Asparagus is a very healthy food; in addition to folic acid, it provides plenty of potassium, fiber, thiamine, and the vitamins A, C, and B6. It’s also low in sodium, making it great for people with hypertension, or high blood pressure.
The History of Asparagus as a Food Source
Asparagus officinalis has been cultivated and enjoyed for thousands of years. According to the Michigan Asparagus Advisory Board, it was domesticated in 200 B.C. by the Macedonians. The Romans were so enamored of it that they dedicated a fleet to deliver it.
It’s thought that the British brought it to the colonies where it found a welcome home. Thomas Jefferson, in addition to being one of America’s greatest statesmen and author of the U.S. Declaration of Independence, was also an avid horticulturist and grew it in his Monticello gardens.
Why Grow it in the Garden Instead of Buying it at the Grocery Store?
- Economics is the primary reason for most people. With the current economic downturn, people are looking for ways to save money. This is one of the “expensive” items in the produce department. Randy Lemmon (GardenLine radio show, KTRH AM, Houston) has been mentioning this. There’s no sense growing the cheap stuff.
- Buying the crowns to plant is a one-time issue. It’s not unheard of for an asparagus patch to produce a crop for up to 15 years! Not bad for a one-time investment.
- It ensures reaping an organic food crop, if desired. The residential farmer regulates soil composition, the fertilization schedule, and garden pest control.
How to Set Up the Farm
It’s easy to plant in either a conventional or a raised bed vegetable garden. It’s a good idea to prepare the soil a good 2 weeks prior to planting to allow the soil to rest.
This plant likes sandy well-drained soil in full sun. It also prefers a high pH; the Michigan Asparagus Advisory Board recommends 7.0. Adding lime to the soil will raise the numbers. Adding in some compost is a good soil amendment.
Buy the crowns at a reputable plant nursery; they won’t be found in Home Depot’s garden center. They need to be planted in trenches 8 to 10 inches deep. There should be a minimum of 4 feet between adjacent trenches.
Harvesting an Asparagus Crop
It’s not recommended to harvest the first year. Instead, the spears that emerge will turn into attractive fern-like plants, eventually developing red “berries”.
Spears may be taken the following season by either cutting or snapping just at or below the surface. The crowns will yield spears for an average of 2 months beginning each spring. Since they can be picked at intervals ranging from each day to every 5 days, a fresh supply is ready for the table almost continuously during the season.
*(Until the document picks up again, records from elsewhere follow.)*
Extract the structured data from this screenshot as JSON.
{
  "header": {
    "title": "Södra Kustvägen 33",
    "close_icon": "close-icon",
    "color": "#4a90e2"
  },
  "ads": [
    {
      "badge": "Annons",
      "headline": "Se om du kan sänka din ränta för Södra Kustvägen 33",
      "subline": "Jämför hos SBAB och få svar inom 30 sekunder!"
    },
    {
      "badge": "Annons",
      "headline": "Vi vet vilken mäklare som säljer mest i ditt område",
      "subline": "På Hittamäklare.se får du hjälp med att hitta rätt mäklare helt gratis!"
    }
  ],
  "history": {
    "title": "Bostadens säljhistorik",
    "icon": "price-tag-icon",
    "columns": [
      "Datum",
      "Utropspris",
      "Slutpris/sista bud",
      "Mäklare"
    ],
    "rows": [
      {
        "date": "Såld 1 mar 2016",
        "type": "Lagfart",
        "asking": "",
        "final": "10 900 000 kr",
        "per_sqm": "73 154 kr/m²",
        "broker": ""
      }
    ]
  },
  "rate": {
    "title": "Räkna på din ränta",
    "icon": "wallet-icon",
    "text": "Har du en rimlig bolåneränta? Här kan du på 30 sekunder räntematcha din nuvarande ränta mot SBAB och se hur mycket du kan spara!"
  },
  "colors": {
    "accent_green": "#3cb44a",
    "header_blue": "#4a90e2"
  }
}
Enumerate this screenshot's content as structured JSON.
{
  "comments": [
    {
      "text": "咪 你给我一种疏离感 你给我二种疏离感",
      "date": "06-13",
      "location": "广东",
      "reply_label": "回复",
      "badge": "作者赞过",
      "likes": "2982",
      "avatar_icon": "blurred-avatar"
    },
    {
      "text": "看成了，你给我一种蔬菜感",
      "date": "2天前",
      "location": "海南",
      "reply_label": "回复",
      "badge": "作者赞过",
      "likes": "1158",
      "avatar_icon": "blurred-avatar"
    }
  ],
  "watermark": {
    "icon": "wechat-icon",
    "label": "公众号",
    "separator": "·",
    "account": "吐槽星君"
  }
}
When harvesting is done for the season, allow the ferns and berries to grow. This process “recharges” the crowns for the next year. Finally, when all the ferns have turned brown, cut them down and spread some compost on the garden.